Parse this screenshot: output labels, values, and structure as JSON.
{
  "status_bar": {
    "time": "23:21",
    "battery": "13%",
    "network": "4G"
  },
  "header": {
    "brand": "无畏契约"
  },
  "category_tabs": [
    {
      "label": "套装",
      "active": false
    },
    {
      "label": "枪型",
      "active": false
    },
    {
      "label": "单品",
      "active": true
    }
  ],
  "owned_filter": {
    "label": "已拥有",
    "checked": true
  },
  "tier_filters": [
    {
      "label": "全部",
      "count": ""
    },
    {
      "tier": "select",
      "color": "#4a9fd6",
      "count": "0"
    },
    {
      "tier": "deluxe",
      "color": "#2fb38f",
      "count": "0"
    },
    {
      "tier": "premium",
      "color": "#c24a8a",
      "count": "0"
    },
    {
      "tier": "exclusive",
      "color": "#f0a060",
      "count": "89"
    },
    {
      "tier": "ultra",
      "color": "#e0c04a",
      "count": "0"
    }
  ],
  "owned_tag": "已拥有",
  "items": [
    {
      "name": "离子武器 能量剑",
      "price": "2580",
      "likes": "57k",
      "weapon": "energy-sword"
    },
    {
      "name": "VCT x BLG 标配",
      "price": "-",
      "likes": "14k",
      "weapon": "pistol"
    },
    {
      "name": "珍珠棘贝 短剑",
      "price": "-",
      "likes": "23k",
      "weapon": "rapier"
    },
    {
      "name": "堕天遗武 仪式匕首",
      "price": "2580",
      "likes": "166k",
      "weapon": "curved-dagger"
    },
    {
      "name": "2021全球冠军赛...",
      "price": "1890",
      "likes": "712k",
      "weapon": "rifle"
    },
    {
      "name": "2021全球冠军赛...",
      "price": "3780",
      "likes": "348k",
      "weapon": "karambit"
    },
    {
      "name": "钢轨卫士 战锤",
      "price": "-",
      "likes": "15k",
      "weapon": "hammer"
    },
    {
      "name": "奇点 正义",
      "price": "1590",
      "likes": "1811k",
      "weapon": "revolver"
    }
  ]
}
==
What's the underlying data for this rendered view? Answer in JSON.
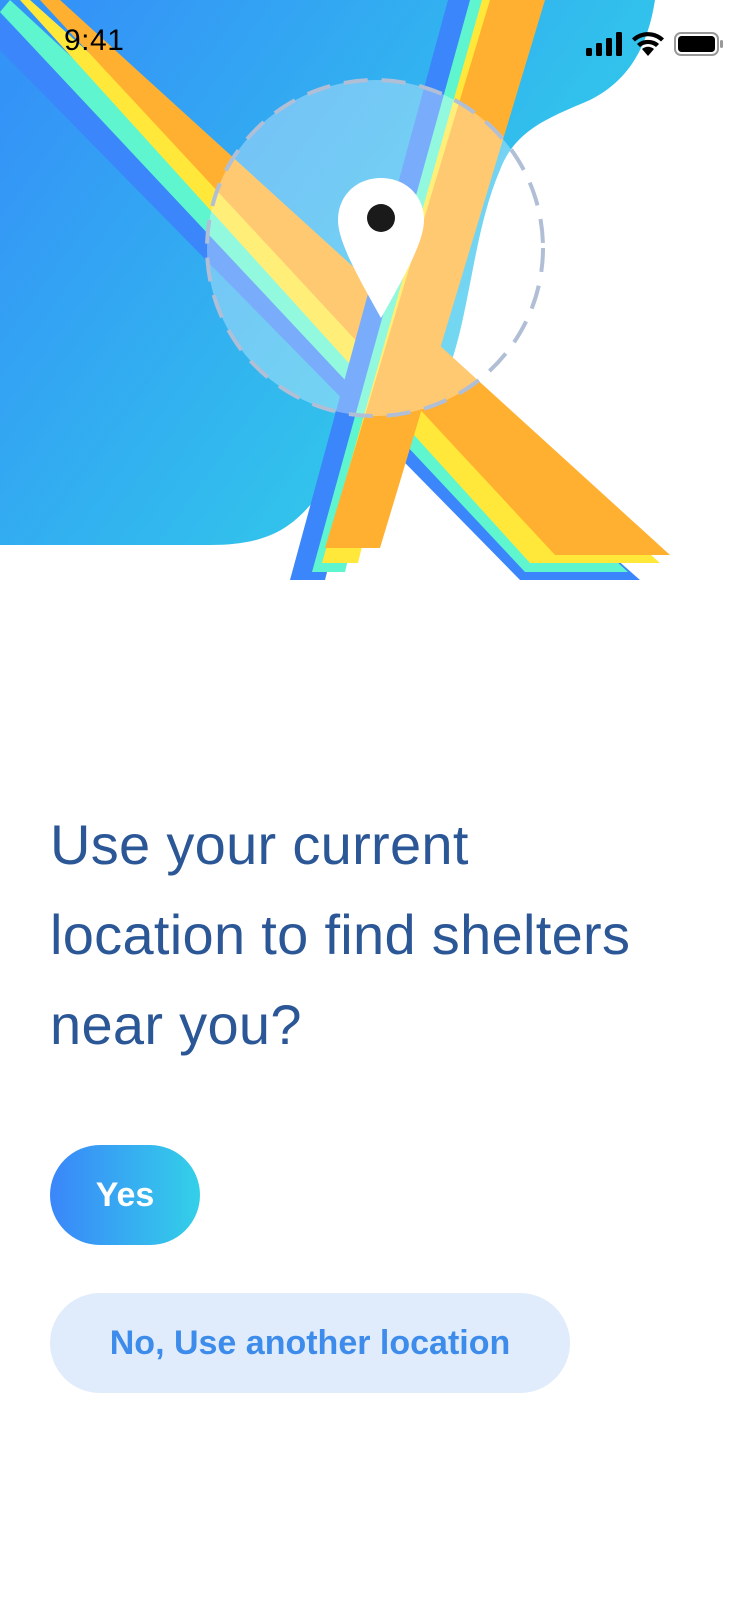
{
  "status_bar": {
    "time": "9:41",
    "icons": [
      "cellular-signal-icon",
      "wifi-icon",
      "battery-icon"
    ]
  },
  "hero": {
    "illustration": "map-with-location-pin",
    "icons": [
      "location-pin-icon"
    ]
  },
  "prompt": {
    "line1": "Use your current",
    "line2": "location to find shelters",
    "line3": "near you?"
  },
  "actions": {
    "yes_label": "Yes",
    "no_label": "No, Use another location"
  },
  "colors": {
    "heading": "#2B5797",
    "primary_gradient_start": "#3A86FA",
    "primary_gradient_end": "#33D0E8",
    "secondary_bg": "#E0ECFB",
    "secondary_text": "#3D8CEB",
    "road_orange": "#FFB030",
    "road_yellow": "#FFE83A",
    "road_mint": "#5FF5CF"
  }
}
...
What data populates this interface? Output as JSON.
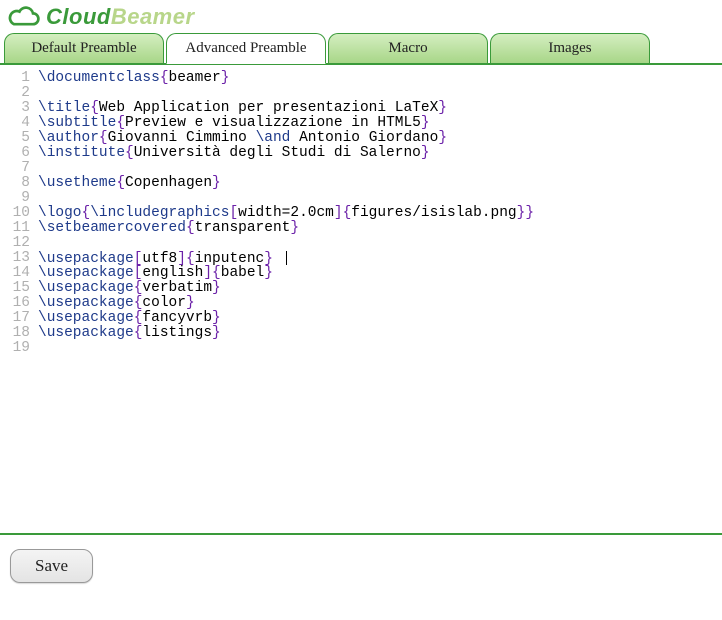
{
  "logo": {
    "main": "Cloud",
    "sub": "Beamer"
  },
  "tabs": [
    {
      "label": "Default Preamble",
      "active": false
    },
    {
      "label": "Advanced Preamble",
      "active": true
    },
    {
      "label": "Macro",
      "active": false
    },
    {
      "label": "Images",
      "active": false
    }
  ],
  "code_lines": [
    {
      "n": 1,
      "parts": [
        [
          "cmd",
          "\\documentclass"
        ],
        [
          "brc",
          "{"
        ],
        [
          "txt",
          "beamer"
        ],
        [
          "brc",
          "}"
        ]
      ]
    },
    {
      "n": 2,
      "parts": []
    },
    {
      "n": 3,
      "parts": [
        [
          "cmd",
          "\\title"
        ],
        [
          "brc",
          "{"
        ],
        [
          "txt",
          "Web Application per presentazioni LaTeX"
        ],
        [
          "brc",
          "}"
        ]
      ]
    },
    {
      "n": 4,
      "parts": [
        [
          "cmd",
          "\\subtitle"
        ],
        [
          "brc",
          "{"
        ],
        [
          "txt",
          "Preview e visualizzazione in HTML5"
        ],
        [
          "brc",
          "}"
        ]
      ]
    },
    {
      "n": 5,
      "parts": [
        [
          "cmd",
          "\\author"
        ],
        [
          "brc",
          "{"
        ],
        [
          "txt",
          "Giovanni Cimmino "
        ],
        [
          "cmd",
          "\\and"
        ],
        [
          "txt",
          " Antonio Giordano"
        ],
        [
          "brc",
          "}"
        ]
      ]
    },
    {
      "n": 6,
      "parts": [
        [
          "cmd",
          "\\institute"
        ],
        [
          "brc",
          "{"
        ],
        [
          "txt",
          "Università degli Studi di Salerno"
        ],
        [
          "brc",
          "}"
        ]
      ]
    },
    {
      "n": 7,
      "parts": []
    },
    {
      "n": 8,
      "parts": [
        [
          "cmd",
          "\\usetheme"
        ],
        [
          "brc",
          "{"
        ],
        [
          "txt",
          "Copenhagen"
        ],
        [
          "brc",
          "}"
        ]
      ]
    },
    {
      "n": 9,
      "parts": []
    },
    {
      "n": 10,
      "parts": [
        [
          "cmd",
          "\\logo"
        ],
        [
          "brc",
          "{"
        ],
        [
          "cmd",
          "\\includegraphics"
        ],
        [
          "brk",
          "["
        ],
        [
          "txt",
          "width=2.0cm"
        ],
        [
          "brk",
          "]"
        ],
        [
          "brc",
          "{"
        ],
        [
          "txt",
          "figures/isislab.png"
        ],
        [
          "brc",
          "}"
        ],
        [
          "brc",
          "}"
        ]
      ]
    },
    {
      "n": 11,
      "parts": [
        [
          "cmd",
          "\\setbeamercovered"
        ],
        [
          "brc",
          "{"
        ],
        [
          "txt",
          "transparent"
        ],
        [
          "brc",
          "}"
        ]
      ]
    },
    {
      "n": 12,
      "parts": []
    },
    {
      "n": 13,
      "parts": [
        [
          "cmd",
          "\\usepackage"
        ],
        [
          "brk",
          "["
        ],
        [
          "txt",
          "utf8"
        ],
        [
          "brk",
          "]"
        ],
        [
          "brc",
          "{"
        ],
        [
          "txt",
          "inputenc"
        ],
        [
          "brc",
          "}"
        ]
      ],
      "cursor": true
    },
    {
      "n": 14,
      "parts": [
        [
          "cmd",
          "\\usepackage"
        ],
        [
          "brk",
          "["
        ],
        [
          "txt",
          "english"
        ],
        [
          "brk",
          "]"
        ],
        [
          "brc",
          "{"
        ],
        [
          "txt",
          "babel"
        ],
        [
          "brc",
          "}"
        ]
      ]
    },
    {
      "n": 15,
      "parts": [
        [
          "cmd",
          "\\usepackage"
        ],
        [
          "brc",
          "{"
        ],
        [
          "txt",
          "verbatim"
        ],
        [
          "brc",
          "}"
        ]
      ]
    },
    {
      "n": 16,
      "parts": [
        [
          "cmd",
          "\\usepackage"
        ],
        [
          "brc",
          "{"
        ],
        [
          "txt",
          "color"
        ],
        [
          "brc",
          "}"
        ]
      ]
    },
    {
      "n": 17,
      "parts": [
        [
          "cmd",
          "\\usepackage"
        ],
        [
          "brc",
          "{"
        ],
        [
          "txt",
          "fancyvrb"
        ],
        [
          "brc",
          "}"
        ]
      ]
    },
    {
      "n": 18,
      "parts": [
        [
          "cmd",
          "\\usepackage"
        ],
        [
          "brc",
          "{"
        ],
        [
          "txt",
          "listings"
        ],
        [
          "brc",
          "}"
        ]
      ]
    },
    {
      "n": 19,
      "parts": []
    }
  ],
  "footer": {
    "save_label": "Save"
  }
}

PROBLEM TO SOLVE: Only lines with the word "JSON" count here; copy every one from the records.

RESPONSE FOR THIS EXERCISE:
Parse this screenshot: output labels, values, and structure as JSON.
What's the underlying data for this rendered view? Answer in JSON.
What data populates this interface? Output as JSON.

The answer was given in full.